Exercise description:
Tally the lines below that contain the word "data", and give only that number.
══════
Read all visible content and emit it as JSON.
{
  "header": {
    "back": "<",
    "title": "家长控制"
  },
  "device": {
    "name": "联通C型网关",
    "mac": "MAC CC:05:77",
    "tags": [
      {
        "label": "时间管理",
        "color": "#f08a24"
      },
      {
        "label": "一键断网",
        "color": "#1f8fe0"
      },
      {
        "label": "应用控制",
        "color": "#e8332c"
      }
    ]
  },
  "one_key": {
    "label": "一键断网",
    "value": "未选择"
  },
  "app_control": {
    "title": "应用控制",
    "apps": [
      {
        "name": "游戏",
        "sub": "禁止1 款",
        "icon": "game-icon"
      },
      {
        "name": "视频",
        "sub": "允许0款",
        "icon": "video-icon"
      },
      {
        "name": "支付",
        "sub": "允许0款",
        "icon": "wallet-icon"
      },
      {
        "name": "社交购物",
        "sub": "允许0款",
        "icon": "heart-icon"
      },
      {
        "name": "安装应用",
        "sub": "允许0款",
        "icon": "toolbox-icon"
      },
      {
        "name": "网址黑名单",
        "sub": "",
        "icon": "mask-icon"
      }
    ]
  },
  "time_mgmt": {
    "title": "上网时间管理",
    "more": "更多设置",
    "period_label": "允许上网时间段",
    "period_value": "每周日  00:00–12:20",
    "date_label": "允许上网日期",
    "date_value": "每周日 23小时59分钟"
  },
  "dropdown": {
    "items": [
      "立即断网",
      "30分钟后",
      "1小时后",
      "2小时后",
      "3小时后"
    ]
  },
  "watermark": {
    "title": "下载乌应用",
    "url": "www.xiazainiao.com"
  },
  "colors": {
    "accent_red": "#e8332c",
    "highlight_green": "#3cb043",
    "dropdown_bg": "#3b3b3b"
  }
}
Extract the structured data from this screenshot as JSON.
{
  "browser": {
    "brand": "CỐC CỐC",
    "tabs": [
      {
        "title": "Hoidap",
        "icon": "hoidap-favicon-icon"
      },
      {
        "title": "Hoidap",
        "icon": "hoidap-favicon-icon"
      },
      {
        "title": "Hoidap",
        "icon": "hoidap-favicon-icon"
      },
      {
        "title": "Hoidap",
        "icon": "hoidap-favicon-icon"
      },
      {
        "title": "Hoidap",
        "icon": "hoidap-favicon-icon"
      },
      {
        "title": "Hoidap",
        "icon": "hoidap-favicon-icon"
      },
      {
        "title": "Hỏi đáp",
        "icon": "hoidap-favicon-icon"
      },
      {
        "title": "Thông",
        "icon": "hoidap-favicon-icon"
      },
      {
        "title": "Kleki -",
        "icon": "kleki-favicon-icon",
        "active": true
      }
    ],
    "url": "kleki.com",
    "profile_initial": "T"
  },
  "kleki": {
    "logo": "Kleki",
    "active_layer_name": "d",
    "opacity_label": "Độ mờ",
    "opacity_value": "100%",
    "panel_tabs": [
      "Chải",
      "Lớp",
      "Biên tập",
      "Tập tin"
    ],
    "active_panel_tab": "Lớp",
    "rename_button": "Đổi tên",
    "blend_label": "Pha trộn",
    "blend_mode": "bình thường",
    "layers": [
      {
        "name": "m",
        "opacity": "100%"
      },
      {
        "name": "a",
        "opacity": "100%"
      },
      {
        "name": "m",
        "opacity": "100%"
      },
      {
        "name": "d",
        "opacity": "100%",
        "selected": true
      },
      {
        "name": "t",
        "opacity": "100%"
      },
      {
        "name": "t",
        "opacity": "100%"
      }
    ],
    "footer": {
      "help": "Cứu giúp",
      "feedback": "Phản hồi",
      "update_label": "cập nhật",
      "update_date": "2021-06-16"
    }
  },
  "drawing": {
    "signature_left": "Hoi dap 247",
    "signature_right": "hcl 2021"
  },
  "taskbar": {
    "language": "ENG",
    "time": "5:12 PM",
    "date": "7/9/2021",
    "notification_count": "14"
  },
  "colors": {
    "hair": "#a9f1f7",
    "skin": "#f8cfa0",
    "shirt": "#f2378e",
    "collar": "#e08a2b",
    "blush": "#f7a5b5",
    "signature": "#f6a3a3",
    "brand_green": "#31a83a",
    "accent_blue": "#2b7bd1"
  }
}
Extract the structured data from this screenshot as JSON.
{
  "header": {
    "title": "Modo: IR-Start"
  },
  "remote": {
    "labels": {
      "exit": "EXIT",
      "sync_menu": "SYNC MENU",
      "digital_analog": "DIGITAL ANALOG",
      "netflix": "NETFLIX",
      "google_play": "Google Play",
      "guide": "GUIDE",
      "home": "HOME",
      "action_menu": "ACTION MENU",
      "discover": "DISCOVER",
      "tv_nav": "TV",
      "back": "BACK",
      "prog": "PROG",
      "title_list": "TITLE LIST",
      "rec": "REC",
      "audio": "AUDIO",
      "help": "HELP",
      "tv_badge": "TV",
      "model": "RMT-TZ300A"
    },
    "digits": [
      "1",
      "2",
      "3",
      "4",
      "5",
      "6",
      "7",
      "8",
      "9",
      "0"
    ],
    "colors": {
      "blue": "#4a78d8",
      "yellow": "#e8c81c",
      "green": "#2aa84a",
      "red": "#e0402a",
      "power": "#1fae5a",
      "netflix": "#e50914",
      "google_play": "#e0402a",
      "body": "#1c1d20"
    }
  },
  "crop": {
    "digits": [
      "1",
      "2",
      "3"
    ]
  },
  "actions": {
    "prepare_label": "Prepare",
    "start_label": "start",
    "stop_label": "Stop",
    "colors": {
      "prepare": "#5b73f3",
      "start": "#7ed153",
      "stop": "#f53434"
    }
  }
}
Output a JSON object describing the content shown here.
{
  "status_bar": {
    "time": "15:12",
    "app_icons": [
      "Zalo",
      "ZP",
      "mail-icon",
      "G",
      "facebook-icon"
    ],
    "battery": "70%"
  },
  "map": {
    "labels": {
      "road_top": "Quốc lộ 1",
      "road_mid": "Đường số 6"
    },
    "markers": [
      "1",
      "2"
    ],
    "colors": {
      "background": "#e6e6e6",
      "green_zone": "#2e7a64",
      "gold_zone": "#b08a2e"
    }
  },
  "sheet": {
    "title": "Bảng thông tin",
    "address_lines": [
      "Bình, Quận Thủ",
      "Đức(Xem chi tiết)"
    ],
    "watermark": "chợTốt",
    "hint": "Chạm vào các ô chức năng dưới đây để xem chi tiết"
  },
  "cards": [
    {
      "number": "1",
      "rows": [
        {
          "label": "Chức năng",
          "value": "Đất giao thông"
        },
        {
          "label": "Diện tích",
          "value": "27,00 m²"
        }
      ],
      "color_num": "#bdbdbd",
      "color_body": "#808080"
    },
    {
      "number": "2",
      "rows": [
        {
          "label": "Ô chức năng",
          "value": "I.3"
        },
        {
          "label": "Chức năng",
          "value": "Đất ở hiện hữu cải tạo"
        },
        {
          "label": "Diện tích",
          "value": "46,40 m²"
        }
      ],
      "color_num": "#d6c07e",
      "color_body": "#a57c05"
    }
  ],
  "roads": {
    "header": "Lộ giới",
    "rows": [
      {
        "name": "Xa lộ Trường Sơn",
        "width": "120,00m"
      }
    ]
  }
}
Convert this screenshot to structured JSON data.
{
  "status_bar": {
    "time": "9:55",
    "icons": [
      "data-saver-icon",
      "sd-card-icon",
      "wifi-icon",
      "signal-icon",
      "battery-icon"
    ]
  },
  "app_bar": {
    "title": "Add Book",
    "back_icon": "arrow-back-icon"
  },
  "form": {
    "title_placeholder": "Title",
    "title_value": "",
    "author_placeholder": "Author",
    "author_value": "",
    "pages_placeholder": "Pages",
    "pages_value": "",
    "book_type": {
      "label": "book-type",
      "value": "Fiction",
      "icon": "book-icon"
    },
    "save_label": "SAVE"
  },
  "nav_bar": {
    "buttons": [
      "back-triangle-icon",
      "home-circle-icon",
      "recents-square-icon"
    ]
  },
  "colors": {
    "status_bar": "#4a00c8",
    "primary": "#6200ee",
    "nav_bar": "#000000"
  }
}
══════
Exercise answer:
4